This report looks at the early experiences of victims and witnesses who have used the Self Evident app to report crime to the police and engage with the criminal justice process and makes recommendations on how Government and police should approach such initiatives.
Where forces have set up arrangements to handle app crime reports, as most now have, two thirds of users were satisfied with the police response. Though the survey was of early experiences with the Self Evident app and so the sample small, this finding is promising because the police are having to adapt very quickly to this new technology.
Witness Confident, the charity behind the Self Evident app, believes such initiatives will determine the success of moves to recast the Criminal Justice System as a Service, which is seen and supported as such by the public. “Victims and witnesses have a choice whether to report crime. Respecting them and respecting this should be at the heart of any reforms”, says the charity.
Apart from the convenience crime reporting apps offer, they also enable people to record an early account of what happened, to attach photos and video, and to keep a copy of their report and evidence. “By giving victims and witnesses a sense of ownership and control over their involvement, apps can give people the confidence to come forward”, says the charity.
Witness Confident wants Government to encourage more social enterprises and community initiatives in this area and to ensure that the arrangements it oversees do not stifle innovation or distort competition. The charity is calling on ministers to make clear whether they expect victims and witnesses to pay for these services or whether the costs will come from public funds.
As 97% of users want the police to encourage people to report crime by smart-phone, the charity is recommending that police chiefs and Police & Crime Commissioners provide information about such apps on their websites.
The app works automatically in England and Wales.
It puts power in the public's hands and lets people
- secure legally sound evidence of the crime,

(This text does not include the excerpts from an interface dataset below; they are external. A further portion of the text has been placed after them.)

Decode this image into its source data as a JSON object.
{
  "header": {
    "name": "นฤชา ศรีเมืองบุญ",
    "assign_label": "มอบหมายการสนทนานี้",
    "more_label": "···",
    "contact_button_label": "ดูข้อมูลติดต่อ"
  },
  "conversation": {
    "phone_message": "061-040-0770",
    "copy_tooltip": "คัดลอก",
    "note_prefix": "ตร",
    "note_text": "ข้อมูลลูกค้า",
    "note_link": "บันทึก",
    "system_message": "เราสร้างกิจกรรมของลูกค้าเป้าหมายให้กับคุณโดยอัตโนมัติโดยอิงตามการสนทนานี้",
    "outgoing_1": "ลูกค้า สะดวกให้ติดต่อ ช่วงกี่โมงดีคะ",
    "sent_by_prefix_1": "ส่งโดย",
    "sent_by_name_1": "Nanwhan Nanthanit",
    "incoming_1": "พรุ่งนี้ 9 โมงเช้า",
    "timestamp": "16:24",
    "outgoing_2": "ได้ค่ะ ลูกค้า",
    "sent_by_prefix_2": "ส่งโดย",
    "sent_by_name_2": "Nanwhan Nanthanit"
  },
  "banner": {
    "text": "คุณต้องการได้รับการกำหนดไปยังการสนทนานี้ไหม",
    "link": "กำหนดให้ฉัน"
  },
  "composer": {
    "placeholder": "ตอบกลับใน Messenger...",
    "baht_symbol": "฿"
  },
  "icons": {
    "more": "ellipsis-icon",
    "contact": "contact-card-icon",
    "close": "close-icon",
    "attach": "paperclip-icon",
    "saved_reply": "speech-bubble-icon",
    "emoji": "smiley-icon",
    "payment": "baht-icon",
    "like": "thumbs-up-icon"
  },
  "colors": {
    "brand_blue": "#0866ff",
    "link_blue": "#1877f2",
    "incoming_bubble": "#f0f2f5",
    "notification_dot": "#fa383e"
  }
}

- record a reliable statement,
- validate the evidence for an insurance or compensation claim, and
- file a crime report with the police from their smartphone.